### Task statement
Repeat each record that follows, keeping it identical.

### Records supplied

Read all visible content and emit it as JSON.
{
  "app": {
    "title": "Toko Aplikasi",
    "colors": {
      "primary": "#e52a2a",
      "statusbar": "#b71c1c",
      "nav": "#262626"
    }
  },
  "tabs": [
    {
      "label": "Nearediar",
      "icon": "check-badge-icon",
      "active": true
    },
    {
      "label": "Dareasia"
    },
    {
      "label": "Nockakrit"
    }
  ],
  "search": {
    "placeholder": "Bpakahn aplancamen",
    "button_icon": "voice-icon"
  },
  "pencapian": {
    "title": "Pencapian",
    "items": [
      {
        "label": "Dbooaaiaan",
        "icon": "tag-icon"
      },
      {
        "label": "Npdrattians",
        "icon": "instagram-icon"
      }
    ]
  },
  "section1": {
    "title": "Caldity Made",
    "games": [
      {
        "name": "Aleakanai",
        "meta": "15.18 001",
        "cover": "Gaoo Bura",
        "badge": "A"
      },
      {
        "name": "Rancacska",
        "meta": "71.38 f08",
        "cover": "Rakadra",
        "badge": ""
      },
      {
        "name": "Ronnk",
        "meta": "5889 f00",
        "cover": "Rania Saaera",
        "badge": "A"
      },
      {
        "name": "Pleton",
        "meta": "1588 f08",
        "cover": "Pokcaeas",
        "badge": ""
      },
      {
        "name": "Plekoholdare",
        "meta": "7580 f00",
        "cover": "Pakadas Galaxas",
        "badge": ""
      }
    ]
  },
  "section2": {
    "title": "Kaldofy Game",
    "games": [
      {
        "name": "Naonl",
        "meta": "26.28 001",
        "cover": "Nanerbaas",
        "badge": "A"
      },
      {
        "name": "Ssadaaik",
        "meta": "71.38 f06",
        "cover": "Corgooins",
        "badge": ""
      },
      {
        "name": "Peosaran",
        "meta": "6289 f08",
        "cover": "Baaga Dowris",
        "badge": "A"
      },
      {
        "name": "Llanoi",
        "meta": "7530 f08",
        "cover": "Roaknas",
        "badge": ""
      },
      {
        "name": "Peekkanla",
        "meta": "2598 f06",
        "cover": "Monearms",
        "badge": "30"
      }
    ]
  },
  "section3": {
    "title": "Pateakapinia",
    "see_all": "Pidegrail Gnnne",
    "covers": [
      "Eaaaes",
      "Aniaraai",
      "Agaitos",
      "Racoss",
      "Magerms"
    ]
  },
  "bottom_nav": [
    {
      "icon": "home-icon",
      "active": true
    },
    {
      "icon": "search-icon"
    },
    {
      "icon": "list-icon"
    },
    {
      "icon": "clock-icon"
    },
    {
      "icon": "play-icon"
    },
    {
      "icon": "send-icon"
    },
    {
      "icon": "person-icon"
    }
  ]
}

### Answer section
Read all visible content and emit it as JSON.
{
  "app": {
    "title": "Toko Aplikasi",
    "colors": {
      "primary": "#e52a2a",
      "statusbar": "#b71c1c",
      "nav": "#262626"
    }
  },
  "tabs": [
    {
      "label": "Nearediar",
      "icon": "check-badge-icon",
      "active": true
    },
    {
      "label": "Dareasia"
    },
    {
      "label": "Nockakrit"
    }
  ],
  "search": {
    "placeholder": "Bpakahn aplancamen",
    "button_icon": "voice-icon"
  },
  "pencapian": {
    "title": "Pencapian",
    "items": [
      {
        "label": "Dbooaaiaan",
        "icon": "tag-icon"
      },
      {
        "label": "Npdrattians",
        "icon": "instagram-icon"
      }
    ]
  },
  "section1": {
    "title": "Caldity Made",
    "games": [
      {
        "name": "Aleakanai",
        "meta": "15.18 001",
        "cover": "Gaoo Bura",
        "badge": "A"
      },
      {
        "name": "Rancacska",
        "meta": "71.38 f08",
        "cover": "Rakadra",
        "badge": ""
      },
      {
        "name": "Ronnk",
        "meta": "5889 f00",
        "cover": "Rania Saaera",
        "badge": "A"
      },
      {
        "name": "Pleton",
        "meta": "1588 f08",
        "cover": "Pokcaeas",
        "badge": ""
      },
      {
        "name": "Plekoholdare",
        "meta": "7580 f00",
        "cover": "Pakadas Galaxas",
        "badge": ""
      }
    ]
  },
  "section2": {
    "title": "Kaldofy Game",
    "games": [
      {
        "name": "Naonl",
        "meta": "26.28 001",
        "cover": "Nanerbaas",
        "badge": "A"
      },
      {
        "name": "Ssadaaik",
        "meta": "71.38 f06",
        "cover": "Corgooins",
        "badge": ""
      },
      {
        "name": "Peosaran",
        "meta": "6289 f08",
        "cover": "Baaga Dowris",
        "badge": "A"
      },
      {
        "name": "Llanoi",
        "meta": "7530 f08",
        "cover": "Roaknas",
        "badge": ""
      },
      {
        "name": "Peekkanla",
        "meta": "2598 f06",
        "cover": "Monearms",
        "badge": "30"
      }
    ]
  },
  "section3": {
    "title": "Pateakapinia",
    "see_all": "Pidegrail Gnnne",
    "covers": [
      "Eaaaes",
      "Aniaraai",
      "Agaitos",
      "Racoss",
      "Magerms"
    ]
  },
  "bottom_nav": [
    {
      "icon": "home-icon",
      "active": true
    },
    {
      "icon": "search-icon"
    },
    {
      "icon": "list-icon"
    },
    {
      "icon": "clock-icon"
    },
    {
      "icon": "play-icon"
    },
    {
      "icon": "send-icon"
    },
    {
      "icon": "person-icon"
    }
  ]
}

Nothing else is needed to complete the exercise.